This review was originally written for A Younger Theatre
Luigi Pirandello’s Vestire Gli Ignudi was first performed in 1922 in Rome, the city in which it was set. Howard Colyer’s free translation, Naked, shifts the action from inter-war Italy to 1970s London, but the play’s nihilistic ruminations on identity are still piercingly present in Roberta Zuric’s production at Brockley’s Jack Studio Theatre.
Josephine Rattigan is Ersilia, a destitute housemaid whose failed attempt to commit suicide has attracted the sensationalist press and whose sad, affair-filled tale has intrigued Lewis (Declan Cooke), a grizzled, middle-aged novelist.
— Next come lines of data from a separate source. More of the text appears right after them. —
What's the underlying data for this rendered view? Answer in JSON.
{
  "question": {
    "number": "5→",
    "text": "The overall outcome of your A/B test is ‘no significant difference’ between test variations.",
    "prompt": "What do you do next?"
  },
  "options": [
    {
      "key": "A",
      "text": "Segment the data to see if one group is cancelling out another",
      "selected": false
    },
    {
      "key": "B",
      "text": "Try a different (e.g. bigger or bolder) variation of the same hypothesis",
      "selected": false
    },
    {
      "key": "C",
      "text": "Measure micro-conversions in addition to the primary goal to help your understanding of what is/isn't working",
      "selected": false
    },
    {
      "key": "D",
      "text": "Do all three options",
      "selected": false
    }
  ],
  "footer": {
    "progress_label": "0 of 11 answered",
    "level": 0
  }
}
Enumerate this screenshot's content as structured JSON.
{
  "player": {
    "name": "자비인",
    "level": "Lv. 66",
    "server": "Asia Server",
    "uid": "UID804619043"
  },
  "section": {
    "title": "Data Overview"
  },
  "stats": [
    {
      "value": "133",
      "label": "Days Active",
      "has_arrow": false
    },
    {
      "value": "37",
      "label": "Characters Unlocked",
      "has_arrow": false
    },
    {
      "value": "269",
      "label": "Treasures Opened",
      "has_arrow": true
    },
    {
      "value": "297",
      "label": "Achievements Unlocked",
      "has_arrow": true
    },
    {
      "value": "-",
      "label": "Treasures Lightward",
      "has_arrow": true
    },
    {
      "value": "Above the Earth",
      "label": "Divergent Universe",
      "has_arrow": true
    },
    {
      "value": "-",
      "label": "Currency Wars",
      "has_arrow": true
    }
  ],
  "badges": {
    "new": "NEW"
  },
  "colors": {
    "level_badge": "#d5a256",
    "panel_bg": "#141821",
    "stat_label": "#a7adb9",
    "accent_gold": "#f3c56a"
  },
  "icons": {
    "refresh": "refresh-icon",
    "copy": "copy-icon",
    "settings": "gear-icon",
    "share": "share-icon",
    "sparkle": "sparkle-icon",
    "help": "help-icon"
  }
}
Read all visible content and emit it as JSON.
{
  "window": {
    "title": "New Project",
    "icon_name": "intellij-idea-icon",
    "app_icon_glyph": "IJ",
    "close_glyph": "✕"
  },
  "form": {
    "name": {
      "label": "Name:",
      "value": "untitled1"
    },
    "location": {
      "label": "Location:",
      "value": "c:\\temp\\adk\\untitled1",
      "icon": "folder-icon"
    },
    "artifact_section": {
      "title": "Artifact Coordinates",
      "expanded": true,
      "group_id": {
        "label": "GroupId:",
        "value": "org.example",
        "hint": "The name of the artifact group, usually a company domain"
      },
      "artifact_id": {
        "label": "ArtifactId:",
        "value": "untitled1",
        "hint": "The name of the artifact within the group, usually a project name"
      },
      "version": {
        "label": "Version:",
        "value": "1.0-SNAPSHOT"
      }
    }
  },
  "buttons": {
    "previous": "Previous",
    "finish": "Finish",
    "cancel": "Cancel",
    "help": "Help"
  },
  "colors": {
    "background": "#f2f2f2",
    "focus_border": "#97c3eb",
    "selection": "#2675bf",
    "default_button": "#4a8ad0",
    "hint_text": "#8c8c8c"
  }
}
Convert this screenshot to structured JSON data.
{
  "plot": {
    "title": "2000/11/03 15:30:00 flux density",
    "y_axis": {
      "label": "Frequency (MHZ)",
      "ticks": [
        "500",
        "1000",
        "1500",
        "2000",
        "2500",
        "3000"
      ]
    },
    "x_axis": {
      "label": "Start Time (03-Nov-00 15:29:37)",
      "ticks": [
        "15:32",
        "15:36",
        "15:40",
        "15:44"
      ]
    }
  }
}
She returns from the hospital to live with Lewis in his dreary apartment, where a host of characters visit her, each seeing as they wish to see her, defining her as they want her to be defined.
There is the penitent ex-fiancé (Piers Hunt), trying to be the hero saving Ersilia from herself. There is the vivacious, canny journalist (Victoria Hamnett), twisting Ersilia into a character in her scandalous soap-opera story. There is the angry ex-employer (Sam Adamson), willing her to become meek and mild to avoid further damage to his reputation. Even the novelist sees her as little more than the protagonist in his next novel.
Her refusal to accept this relentless pigeon-holing leads her to question her identity and, ultimately, her very existence. “You’re trying to dress me in someone else’s clothes”, she cries. “Perhaps there isn’t even anybody to dress.”
Rattigan’s Ersilia improves as the action progresses. As a timid, ashamed housemaid, she is somewhat wooden, but as her disillusionment grows, her anguish and despair are thoroughly convincing. There is fine work from Cooke as Lewis, capturing a perfect, wandering curiosity. Elsewhere, Hamnett finds a believable harshness as the journalist and Hunt delivers a suitably pompous performance as Frank Last, Ersilia’s philandering former lover.
Athough Colyer’s translation is a little heavy-handed at times, it manages to isolate the piece’s key themes with commendable efficiency. One is forces to consider the multi-faceted nature of human identity and to reflect upon the roles that we all allow ourselves to be cast in, all of which was very much Pirandello’s – and Colyer’s, one imagines – intention. It is sobering, challenging stuff.
Zuric directs with calculated precision, but the interaction on stage rarely feels artificial, and Sarah June Mills’ set – a drab, poorly furnished box of a room with stained walls and grotty windows – lends the piece an appropriate air of decay and despair.
At just 70 minutes long, without an interval, Naked is a relatively brief production for the amount of thought-provoking material it contains. It is a bitesize philosophy lecture, a little pedestrian at times, but delivered with confidence and competence.